> _EXERCISE_
The records that follow should be retyped word for word.

> _INFORMATION_
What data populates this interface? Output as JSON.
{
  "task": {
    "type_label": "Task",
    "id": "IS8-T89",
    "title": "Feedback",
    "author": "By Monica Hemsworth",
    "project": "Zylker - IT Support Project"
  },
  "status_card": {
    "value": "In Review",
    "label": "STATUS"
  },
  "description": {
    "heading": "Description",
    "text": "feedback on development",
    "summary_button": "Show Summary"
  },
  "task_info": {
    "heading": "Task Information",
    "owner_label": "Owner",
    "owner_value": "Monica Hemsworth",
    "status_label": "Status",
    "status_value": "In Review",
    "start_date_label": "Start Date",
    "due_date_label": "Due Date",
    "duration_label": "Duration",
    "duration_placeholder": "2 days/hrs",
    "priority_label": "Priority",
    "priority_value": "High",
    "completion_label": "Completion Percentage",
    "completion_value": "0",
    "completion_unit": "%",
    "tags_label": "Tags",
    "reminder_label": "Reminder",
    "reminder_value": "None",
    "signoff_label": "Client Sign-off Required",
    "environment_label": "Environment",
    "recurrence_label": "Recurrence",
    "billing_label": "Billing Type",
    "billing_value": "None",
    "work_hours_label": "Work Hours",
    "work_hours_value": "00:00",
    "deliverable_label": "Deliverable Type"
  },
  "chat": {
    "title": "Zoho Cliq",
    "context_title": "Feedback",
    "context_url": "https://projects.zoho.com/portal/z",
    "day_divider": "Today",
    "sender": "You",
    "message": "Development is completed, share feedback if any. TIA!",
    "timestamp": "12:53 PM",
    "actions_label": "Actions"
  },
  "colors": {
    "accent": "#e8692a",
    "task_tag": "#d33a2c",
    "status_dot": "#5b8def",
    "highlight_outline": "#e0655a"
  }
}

> _EXPECTED ANSWER_
What data populates this interface? Output as JSON.
{
  "task": {
    "type_label": "Task",
    "id": "IS8-T89",
    "title": "Feedback",
    "author": "By Monica Hemsworth",
    "project": "Zylker - IT Support Project"
  },
  "status_card": {
    "value": "In Review",
    "label": "STATUS"
  },
  "description": {
    "heading": "Description",
    "text": "feedback on development",
    "summary_button": "Show Summary"
  },
  "task_info": {
    "heading": "Task Information",
    "owner_label": "Owner",
    "owner_value": "Monica Hemsworth",
    "status_label": "Status",
    "status_value": "In Review",
    "start_date_label": "Start Date",
    "due_date_label": "Due Date",
    "duration_label": "Duration",
    "duration_placeholder": "2 days/hrs",
    "priority_label": "Priority",
    "priority_value": "High",
    "completion_label": "Completion Percentage",
    "completion_value": "0",
    "completion_unit": "%",
    "tags_label": "Tags",
    "reminder_label": "Reminder",
    "reminder_value": "None",
    "signoff_label": "Client Sign-off Required",
    "environment_label": "Environment",
    "recurrence_label": "Recurrence",
    "billing_label": "Billing Type",
    "billing_value": "None",
    "work_hours_label": "Work Hours",
    "work_hours_value": "00:00",
    "deliverable_label": "Deliverable Type"
  },
  "chat": {
    "title": "Zoho Cliq",
    "context_title": "Feedback",
    "context_url": "https://projects.zoho.com/portal/z",
    "day_divider": "Today",
    "sender": "You",
    "message": "Development is completed, share feedback if any. TIA!",
    "timestamp": "12:53 PM",
    "actions_label": "Actions"
  },
  "colors": {
    "accent": "#e8692a",
    "task_tag": "#d33a2c",
    "status_dot": "#5b8def",
    "highlight_outline": "#e0655a"
  }
}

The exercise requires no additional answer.